EXCERPTED RECORDS:
↓

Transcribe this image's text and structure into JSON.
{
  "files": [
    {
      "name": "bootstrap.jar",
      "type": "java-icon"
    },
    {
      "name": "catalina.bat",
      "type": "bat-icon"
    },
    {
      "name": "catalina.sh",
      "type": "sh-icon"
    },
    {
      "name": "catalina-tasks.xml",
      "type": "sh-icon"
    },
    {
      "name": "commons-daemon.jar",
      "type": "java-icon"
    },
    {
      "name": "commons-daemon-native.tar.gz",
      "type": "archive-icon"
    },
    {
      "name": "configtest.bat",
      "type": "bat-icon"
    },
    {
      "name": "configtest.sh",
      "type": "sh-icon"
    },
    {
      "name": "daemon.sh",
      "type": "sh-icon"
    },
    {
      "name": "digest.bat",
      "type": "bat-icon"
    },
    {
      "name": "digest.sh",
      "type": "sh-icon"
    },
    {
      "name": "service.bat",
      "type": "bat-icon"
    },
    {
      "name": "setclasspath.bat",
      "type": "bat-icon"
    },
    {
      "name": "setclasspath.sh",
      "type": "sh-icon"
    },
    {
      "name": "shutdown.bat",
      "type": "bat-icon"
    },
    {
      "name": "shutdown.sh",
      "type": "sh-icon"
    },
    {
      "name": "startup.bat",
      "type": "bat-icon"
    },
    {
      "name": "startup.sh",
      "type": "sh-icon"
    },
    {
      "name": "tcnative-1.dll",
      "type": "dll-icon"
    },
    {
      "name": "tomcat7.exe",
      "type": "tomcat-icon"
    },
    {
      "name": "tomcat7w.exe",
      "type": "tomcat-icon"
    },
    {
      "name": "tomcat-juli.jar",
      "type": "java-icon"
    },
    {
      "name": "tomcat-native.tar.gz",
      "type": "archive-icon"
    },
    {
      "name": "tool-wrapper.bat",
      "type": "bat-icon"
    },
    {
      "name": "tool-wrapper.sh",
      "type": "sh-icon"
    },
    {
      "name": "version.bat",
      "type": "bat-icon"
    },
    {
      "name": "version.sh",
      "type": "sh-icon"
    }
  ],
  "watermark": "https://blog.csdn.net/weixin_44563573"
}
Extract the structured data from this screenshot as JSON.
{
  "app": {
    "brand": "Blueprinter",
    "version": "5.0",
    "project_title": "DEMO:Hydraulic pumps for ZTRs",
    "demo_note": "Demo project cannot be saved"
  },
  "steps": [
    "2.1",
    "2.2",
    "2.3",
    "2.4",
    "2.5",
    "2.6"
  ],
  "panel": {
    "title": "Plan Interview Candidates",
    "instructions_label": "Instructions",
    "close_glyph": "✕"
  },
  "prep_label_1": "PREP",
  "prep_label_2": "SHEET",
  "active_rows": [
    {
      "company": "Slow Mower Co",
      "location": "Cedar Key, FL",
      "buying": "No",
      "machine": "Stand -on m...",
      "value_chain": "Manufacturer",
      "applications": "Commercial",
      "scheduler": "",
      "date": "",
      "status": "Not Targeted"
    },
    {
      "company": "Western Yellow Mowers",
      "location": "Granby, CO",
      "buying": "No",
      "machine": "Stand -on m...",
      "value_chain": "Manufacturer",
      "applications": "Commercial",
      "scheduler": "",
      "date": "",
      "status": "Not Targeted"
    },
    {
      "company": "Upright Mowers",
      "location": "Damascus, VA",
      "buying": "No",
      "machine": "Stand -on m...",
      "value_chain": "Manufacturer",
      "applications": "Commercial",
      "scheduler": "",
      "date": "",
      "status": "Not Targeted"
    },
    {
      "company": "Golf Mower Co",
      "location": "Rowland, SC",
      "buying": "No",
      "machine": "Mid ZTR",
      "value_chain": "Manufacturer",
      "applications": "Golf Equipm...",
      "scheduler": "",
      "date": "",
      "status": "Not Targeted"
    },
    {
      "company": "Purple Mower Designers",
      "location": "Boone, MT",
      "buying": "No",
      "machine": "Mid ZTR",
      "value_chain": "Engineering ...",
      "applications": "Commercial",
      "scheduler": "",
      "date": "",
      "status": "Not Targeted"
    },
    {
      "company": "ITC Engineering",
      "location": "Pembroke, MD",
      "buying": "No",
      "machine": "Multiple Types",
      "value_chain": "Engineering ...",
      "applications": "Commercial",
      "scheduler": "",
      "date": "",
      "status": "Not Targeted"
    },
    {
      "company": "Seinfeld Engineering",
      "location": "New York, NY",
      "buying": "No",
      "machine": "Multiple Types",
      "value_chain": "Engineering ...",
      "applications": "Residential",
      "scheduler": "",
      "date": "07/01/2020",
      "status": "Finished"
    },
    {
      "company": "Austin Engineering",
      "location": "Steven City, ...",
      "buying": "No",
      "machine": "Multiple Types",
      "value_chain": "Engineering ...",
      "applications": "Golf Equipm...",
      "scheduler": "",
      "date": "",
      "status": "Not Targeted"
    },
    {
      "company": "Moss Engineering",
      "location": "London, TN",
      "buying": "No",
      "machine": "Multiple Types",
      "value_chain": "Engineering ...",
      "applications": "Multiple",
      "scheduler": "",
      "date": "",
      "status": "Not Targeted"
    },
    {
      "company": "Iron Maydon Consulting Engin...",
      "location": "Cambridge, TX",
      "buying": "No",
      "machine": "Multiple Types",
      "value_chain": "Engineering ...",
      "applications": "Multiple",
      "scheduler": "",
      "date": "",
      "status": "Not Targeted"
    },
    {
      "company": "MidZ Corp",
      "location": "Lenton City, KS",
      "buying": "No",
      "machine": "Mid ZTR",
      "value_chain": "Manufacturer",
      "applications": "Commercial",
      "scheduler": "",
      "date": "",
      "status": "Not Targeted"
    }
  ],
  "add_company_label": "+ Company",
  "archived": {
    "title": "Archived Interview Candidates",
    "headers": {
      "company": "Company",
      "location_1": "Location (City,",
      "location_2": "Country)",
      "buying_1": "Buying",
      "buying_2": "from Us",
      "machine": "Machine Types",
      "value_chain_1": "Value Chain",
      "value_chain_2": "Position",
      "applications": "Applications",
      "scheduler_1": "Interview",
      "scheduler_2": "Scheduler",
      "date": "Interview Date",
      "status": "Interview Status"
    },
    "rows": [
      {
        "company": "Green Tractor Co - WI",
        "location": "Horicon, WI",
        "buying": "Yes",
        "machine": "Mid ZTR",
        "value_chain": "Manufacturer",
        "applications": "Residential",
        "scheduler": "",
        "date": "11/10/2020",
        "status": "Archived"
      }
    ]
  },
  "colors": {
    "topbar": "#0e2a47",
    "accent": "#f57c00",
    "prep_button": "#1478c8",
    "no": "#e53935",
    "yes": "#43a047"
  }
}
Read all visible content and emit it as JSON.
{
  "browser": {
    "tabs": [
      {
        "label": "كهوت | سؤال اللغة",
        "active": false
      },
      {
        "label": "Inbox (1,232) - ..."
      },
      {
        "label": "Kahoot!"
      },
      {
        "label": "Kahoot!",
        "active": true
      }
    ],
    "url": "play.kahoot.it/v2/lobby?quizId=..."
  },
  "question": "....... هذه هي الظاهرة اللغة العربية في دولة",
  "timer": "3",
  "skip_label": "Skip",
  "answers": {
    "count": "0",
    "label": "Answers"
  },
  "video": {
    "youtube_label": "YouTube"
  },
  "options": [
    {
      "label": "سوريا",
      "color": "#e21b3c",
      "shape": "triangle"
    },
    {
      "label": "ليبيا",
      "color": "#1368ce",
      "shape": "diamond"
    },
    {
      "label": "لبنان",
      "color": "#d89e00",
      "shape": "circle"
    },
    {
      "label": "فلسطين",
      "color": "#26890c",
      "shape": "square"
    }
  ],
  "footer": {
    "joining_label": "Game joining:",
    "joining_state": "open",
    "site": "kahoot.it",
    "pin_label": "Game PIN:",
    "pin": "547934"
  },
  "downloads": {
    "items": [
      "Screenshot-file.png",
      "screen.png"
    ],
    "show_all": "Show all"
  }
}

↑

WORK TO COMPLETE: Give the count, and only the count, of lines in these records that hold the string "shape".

EXERCISE SOLUTION: 4